Exercise objective: Lines holding the word "title" are the ones to copy from the data below.
---- Listed entries
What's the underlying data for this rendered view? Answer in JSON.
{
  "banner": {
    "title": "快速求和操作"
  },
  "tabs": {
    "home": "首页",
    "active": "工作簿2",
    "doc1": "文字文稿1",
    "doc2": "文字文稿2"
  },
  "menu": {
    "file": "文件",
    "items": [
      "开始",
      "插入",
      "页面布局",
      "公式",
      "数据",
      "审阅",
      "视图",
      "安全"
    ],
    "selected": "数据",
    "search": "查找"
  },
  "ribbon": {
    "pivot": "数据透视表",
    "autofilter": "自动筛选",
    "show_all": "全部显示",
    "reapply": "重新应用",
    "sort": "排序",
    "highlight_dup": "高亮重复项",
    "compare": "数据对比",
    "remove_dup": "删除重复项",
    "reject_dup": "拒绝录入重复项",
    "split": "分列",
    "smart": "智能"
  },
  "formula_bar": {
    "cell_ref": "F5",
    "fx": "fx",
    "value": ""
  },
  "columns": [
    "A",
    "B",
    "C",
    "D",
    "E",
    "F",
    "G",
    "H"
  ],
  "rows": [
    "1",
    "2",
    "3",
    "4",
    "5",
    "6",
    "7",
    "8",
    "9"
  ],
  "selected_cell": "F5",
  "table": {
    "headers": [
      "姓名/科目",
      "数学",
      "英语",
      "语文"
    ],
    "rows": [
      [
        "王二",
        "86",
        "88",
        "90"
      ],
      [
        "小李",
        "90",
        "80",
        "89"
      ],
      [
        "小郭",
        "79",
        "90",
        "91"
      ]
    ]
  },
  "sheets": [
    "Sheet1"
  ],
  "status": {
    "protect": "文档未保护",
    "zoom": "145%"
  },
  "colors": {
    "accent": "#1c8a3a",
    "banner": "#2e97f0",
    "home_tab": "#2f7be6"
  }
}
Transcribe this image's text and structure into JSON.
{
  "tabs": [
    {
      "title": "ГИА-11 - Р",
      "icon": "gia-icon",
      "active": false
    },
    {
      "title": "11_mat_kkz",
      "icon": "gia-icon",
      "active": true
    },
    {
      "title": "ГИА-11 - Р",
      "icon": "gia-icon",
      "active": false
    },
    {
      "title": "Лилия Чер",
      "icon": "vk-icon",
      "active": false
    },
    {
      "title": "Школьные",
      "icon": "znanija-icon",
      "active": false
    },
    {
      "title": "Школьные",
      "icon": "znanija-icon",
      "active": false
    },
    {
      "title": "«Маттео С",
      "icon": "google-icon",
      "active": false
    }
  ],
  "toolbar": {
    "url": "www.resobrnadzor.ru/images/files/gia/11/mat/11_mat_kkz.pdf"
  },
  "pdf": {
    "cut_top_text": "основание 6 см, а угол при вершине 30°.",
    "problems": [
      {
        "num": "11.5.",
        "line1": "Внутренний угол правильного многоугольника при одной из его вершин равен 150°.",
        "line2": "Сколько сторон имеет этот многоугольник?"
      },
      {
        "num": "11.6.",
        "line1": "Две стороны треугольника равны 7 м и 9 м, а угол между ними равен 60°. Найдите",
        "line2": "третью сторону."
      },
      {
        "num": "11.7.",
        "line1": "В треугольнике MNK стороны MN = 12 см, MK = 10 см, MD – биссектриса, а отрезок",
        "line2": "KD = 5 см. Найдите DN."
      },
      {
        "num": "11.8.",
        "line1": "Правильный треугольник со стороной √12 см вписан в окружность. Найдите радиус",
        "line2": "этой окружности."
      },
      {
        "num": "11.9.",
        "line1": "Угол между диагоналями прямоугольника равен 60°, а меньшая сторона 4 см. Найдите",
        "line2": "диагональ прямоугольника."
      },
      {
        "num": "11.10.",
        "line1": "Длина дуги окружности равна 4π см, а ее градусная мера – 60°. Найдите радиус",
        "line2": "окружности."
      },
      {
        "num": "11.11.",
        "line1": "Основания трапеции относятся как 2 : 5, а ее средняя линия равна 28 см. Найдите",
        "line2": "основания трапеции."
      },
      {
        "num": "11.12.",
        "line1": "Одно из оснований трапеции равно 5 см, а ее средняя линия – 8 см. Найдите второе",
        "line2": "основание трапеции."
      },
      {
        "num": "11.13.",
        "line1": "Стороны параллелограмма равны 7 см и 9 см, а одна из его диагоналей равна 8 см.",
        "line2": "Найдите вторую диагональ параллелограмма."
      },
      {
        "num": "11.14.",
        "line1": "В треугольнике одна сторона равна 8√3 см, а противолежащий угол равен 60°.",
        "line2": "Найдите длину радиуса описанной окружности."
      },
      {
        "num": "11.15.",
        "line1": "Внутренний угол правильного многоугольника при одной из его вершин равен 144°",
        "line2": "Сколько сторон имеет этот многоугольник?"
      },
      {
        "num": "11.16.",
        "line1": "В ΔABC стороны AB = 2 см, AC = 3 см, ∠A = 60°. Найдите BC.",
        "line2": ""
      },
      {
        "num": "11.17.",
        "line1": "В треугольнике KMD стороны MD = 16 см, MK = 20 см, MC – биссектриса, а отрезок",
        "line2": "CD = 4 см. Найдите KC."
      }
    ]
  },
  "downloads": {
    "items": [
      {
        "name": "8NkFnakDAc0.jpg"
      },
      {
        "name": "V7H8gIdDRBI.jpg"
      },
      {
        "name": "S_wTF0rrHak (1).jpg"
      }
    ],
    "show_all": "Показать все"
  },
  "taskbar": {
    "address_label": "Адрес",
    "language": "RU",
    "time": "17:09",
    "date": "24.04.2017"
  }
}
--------
Finished exercise:
    "title": "快速求和操作"
      "title": "ГИА-11 - Р",
      "title": "11_mat_kkz",
      "title": "ГИА-11 - Р",
      "title": "Лилия Чер",
      "title": "Школьные",
      "title": "Школьные",
      "title": "«Маттео С",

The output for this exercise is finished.